* [What you will do]:
All lines in the entries below that hold "true" make up the answer.

* [Items from a dataset]:

▼▼▼

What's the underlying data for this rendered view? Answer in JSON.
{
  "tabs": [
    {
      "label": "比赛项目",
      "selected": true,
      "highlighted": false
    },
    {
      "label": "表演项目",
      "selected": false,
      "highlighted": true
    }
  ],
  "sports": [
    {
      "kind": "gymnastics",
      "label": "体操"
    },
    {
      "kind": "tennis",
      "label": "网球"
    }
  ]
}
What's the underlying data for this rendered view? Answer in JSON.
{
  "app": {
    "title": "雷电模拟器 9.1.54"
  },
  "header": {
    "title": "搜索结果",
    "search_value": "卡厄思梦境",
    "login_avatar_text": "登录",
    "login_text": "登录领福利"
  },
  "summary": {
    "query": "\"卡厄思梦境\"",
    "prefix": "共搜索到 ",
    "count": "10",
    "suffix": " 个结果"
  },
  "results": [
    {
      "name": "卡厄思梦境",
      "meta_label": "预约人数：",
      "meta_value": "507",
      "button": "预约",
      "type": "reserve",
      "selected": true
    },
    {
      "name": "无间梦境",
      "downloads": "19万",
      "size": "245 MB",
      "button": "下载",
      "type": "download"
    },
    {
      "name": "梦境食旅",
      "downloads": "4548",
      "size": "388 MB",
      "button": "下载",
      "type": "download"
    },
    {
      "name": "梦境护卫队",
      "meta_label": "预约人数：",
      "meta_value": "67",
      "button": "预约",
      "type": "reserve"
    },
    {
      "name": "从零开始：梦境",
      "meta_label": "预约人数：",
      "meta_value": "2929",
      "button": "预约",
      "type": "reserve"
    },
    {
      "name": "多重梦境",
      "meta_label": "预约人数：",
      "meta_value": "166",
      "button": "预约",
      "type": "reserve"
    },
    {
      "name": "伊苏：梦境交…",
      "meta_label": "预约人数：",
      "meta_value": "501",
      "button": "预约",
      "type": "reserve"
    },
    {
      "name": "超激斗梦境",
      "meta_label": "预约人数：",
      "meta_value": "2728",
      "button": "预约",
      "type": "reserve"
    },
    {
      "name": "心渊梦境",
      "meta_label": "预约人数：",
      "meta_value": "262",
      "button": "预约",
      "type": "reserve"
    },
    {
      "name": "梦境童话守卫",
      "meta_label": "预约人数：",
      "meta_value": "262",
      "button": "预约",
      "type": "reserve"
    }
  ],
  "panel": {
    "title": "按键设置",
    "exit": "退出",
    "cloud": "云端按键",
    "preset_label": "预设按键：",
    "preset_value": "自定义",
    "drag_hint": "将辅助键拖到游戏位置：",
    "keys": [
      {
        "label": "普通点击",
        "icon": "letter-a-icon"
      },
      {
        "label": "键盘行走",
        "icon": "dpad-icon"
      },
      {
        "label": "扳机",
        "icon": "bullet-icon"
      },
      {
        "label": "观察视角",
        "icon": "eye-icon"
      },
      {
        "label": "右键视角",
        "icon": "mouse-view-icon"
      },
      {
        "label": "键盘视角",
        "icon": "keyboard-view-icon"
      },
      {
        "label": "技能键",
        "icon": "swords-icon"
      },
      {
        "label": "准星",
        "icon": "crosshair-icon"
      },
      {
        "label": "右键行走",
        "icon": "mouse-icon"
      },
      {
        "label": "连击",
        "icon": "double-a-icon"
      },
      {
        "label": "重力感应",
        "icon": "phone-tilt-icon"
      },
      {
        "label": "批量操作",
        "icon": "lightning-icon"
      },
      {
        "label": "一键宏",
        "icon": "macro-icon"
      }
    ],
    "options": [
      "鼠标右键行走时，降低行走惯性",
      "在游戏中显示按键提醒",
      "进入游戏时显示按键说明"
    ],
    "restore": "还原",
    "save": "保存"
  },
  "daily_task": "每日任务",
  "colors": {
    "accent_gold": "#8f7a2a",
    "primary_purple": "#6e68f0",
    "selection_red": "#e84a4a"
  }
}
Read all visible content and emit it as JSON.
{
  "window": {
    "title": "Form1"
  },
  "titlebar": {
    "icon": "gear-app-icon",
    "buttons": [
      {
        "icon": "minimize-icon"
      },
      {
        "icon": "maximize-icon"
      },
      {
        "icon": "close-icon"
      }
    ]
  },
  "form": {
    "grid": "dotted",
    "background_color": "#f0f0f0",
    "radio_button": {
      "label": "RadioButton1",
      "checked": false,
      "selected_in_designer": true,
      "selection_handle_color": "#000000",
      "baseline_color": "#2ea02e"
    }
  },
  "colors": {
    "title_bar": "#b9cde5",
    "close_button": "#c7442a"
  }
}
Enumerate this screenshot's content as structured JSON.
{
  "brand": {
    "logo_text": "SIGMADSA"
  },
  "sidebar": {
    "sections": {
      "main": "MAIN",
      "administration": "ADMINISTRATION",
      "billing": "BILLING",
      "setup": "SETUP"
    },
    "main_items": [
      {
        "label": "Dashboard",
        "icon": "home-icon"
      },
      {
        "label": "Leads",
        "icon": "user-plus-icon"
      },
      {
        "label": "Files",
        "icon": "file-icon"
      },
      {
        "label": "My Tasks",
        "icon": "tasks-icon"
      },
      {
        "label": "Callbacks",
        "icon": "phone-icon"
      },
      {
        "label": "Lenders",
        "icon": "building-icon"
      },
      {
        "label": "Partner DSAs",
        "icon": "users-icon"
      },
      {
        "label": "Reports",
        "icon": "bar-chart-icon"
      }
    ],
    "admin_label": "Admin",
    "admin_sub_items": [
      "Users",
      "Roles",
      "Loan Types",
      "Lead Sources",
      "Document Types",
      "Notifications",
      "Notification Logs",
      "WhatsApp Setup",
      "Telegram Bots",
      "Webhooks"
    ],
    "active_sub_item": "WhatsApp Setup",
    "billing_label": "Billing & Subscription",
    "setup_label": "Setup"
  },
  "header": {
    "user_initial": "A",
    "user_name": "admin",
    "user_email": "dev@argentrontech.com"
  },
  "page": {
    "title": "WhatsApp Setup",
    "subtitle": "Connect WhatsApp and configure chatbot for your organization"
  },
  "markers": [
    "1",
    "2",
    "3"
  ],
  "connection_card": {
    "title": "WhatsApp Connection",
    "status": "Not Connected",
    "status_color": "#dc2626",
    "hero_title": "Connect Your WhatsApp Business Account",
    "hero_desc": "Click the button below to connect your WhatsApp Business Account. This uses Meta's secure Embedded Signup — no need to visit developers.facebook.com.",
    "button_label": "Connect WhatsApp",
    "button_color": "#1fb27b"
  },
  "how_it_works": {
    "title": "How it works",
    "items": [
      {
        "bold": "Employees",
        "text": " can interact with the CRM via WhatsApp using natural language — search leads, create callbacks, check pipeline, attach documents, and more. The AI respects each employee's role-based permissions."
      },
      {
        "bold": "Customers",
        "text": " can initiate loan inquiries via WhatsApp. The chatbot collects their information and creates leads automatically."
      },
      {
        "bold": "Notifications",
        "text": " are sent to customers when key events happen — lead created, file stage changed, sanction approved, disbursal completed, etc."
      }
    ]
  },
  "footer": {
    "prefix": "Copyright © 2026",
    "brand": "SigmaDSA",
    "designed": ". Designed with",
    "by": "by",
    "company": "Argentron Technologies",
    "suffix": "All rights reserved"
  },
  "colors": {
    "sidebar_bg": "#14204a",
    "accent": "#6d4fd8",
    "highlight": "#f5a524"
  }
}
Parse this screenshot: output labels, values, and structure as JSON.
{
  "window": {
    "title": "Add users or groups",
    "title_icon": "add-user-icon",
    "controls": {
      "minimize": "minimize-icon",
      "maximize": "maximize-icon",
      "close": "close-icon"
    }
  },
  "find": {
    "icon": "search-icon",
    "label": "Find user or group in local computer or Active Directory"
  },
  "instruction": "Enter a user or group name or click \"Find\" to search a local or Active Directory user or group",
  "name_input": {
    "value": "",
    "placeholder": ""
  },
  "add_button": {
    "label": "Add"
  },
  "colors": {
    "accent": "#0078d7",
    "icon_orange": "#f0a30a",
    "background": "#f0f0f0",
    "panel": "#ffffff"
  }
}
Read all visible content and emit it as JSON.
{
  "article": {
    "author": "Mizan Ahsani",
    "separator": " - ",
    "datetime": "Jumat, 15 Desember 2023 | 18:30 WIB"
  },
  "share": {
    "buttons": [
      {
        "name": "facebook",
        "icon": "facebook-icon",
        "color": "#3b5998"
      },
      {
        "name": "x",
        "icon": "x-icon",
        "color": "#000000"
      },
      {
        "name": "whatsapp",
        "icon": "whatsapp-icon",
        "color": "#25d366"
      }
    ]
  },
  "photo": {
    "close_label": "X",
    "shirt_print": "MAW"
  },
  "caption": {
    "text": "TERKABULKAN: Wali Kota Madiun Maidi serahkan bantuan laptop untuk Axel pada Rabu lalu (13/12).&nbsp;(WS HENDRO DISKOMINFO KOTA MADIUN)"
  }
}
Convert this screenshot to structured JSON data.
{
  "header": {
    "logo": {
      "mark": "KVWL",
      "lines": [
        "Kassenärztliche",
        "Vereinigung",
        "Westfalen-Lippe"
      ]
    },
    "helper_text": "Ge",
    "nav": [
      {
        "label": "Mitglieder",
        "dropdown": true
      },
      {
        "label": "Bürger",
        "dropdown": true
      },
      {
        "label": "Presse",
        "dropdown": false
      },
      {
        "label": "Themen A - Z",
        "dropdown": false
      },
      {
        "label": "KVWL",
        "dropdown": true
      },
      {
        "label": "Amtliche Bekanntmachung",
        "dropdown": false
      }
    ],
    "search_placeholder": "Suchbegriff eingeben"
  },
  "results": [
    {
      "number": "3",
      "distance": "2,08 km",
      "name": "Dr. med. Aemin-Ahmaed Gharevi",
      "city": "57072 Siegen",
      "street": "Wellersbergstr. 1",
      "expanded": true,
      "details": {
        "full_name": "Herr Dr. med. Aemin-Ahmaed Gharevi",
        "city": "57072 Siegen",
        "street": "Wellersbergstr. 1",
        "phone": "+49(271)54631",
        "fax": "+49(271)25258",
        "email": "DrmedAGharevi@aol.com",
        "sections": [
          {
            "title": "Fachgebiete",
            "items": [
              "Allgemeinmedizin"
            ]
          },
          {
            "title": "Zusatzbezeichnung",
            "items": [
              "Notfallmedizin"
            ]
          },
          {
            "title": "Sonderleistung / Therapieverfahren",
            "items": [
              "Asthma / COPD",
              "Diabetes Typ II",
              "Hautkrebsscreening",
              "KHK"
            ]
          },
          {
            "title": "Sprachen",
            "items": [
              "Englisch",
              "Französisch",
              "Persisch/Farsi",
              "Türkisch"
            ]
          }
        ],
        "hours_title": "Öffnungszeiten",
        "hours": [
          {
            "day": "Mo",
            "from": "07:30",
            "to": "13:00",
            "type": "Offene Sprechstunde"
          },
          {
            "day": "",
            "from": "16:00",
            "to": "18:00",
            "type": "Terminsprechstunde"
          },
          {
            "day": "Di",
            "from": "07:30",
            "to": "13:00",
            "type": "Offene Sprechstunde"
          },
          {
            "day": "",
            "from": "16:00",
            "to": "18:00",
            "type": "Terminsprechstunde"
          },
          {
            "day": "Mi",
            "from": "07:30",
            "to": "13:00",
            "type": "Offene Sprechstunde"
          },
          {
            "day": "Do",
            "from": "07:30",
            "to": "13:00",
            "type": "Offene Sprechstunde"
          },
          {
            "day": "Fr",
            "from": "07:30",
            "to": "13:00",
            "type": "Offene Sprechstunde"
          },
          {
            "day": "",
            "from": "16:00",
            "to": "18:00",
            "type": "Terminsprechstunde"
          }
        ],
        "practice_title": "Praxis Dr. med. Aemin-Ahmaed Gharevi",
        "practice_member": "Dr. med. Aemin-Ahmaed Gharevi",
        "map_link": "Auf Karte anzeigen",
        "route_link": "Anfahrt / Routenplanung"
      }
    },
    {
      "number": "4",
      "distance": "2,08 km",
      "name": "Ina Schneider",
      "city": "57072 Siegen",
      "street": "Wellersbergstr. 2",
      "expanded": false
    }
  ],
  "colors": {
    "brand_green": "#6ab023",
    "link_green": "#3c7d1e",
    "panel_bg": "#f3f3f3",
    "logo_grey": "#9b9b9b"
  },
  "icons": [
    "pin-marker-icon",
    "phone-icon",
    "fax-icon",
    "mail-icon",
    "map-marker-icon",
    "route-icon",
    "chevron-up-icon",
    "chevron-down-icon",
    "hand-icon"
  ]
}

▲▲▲

* [Answer space]:
      "selected": true,
      "highlighted": true
      "selected": true
      "selected_in_designer": true,
        "dropdown": true
        "dropdown": true
        "dropdown": true
      "expanded": true,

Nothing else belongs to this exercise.